When the new U.S. tax law starts giving Dave Calderone extra cash in his paychecks, he will use it to soothe his panic about dying broke.
“Fear is the motivator,” said Calderone, a 31-year-old Chicago salesman who started saving for retirement just four years ago.
The Tax Policy Center has estimated that the new tax law will deliver an average tax cut of $1,200 in 2018. That amounts to a puny $50 per paycheck twice a month.
For a 31-year-old, an additional $1,200 a year could provide almost $200,000 for retirement at 65 if the investments earn 8 percent a year, the historical average for a balanced fund.
Using a tax cut to boost retirement savings could help people struggling to save otherwise. Many near-retirees are lagging. Although 70 percent of 55-year-olds are saving for retirement, only 35 percent have at least $250,000 in a retirement account, according to the Employee Benefit Research Institute. That would give them just $10,000 a year to live on in addition to Social Security. A person risks running out of money in retirement if he or she withdraws more than 4 percent a year, with adjustments for inflation, many academic studies show.
“People get overwhelmed by big numbers like $1 million, but small numbers (even $20 a month) make a difference,” said Ken Hevert, senior vice president of retirement at Fidelity Investments.
That is where a tax cut could help.
An online retirement calculator scared Calderon. He is now putting about 10 percent of his income in a Roth IRA, in line with the standard recommendation to save 10 to 12 percent.
“I’m behind, and I want to make up for the years I missed in my 20s,” he said.

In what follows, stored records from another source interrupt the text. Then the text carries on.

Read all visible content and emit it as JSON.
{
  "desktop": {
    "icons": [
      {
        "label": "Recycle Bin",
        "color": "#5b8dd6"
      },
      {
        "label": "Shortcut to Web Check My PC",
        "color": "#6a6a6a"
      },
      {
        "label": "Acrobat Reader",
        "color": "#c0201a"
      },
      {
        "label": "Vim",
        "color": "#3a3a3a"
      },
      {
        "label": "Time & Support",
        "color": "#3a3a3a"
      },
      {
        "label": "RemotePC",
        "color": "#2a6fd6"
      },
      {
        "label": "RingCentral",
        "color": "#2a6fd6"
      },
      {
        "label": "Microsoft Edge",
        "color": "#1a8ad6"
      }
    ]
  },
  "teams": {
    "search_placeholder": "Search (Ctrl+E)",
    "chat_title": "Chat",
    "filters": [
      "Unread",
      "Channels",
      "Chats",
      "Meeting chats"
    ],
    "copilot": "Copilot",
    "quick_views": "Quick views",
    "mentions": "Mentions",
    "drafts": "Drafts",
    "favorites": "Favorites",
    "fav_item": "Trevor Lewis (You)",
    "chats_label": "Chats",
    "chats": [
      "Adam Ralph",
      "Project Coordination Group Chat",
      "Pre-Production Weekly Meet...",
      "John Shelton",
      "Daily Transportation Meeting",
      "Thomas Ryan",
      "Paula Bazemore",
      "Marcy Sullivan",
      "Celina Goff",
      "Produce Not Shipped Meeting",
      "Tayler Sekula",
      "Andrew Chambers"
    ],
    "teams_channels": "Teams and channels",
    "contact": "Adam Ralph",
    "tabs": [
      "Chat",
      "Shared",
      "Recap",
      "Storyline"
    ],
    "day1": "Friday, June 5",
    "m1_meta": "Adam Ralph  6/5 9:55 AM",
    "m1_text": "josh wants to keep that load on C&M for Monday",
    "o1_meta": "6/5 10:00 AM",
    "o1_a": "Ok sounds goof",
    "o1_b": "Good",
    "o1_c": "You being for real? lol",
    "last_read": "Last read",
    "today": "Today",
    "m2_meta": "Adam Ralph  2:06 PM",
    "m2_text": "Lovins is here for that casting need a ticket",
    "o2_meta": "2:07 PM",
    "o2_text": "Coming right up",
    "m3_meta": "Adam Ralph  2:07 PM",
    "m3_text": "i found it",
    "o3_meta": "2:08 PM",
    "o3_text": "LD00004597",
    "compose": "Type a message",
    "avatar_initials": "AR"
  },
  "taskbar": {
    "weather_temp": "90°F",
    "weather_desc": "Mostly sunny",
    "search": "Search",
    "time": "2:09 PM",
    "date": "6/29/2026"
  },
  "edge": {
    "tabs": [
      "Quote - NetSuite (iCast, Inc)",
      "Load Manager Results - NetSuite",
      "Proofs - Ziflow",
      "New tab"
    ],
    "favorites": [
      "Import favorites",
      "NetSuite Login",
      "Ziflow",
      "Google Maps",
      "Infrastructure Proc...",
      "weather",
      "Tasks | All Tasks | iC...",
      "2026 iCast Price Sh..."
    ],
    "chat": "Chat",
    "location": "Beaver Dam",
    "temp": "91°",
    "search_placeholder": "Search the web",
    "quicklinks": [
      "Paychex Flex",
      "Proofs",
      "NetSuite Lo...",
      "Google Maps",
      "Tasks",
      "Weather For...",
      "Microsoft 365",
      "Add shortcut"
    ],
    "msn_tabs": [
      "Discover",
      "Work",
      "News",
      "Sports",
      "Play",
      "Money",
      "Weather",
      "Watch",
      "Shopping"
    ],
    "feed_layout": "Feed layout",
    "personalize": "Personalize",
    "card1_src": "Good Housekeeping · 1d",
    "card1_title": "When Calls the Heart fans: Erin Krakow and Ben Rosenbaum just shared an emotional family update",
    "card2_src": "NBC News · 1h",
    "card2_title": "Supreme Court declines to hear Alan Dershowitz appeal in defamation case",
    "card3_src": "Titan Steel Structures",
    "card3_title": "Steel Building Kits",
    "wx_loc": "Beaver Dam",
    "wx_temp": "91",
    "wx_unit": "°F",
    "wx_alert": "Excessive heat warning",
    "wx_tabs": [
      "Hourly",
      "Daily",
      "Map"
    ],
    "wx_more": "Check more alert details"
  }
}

Calderone will be fine in retirement if he bumps up his saving to 15 percent of pay each year. By saving the extra money from this year’s tax cut before he gets used to spending it, he said he will not feel like he is depriving himself.

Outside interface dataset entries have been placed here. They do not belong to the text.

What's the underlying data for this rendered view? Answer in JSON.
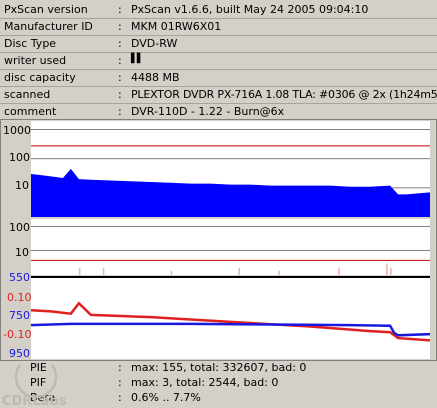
{
  "info": {
    "rows": [
      {
        "label": "PxScan version",
        "value": "PxScan v1.6.6, built May 24 2005 09:04:10"
      },
      {
        "label": "Manufacturer ID",
        "value": "MKM 01RW6X01"
      },
      {
        "label": "Disc Type",
        "value": "DVD-RW"
      },
      {
        "label": "writer used",
        "value": "▌▌"
      },
      {
        "label": "disc capacity",
        "value": "4488 MB"
      },
      {
        "label": "scanned",
        "value": "PLEXTOR DVDR PX-716A 1.08 TLA: #0306 @ 2x (1h24m51s)"
      },
      {
        "label": "comment",
        "value": "DVR-110D - 1.22 - Burn@6x"
      }
    ]
  },
  "colors": {
    "background": "#d4d0c8",
    "plot_bg": "#ffffff",
    "pie_fill": "#0000ff",
    "threshold_red": "#c00000",
    "jitter_red": "#e02020",
    "beta_blue": "#1818e0"
  },
  "chart_data": [
    {
      "type": "area",
      "name": "PIE",
      "scale": "log",
      "yticks": [
        "1000",
        "100",
        "10"
      ],
      "ylim": [
        1,
        2000
      ],
      "threshold": 280,
      "x": [
        0,
        0.02,
        0.05,
        0.08,
        0.1,
        0.12,
        0.15,
        0.2,
        0.25,
        0.3,
        0.35,
        0.4,
        0.45,
        0.5,
        0.55,
        0.6,
        0.65,
        0.7,
        0.75,
        0.8,
        0.85,
        0.9,
        0.92,
        0.94,
        1.0
      ],
      "values": [
        30,
        28,
        25,
        22,
        45,
        20,
        19,
        18,
        17,
        16,
        15,
        14,
        14,
        13,
        13,
        12,
        12,
        12,
        12,
        11,
        11,
        12,
        6,
        6,
        7
      ]
    },
    {
      "type": "area",
      "name": "PIF",
      "scale": "log",
      "yticks": [
        "100",
        "10"
      ],
      "ylim": [
        1,
        200
      ],
      "threshold": 4
    },
    {
      "type": "line",
      "name": "Jitter",
      "yticks_left": [
        "550",
        "750",
        "950"
      ],
      "yticks_right": [
        "0.10",
        "-0.10"
      ],
      "jitter": {
        "x": [
          0,
          0.05,
          0.1,
          0.12,
          0.15,
          0.3,
          0.5,
          0.7,
          0.85,
          0.9,
          0.92,
          1.0
        ],
        "values": [
          8.2,
          8.1,
          7.9,
          8.8,
          7.8,
          7.6,
          7.2,
          6.8,
          6.4,
          6.3,
          5.8,
          5.6
        ]
      },
      "beta": {
        "x": [
          0,
          0.1,
          0.2,
          0.4,
          0.6,
          0.8,
          0.9,
          0.91,
          0.92,
          1.0
        ],
        "values": [
          -0.05,
          -0.03,
          -0.03,
          -0.03,
          -0.04,
          -0.05,
          -0.06,
          -0.18,
          -0.22,
          -0.2
        ]
      }
    }
  ],
  "summary": {
    "rows": [
      {
        "label": "PIE",
        "value": "max: 155, total: 332607, bad: 0"
      },
      {
        "label": "PIF",
        "value": "max: 3, total: 2544, bad: 0"
      },
      {
        "label": "Beta",
        "value": "0.6% .. 7.7%"
      }
    ]
  },
  "watermark": "CDRLabs"
}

The bonus may not last. The tax changes expire after 2025 unless renewed. Some taxpayers will get less than $1,200. Some may owe more. Life changes such as relationships, job and children can all affect tax payments. And, always, investments may not repeat the 8 percent annual gain from the past.
But even increasing retirement savings by just $500 a year, or about $20 a biweekly paycheck, could end up giving a 31-year-old an extra $79,000 for retirement.
So if you have promised yourself to save more someday, the day could arrive in February.
Gail MarksJarvis writes for Reuters.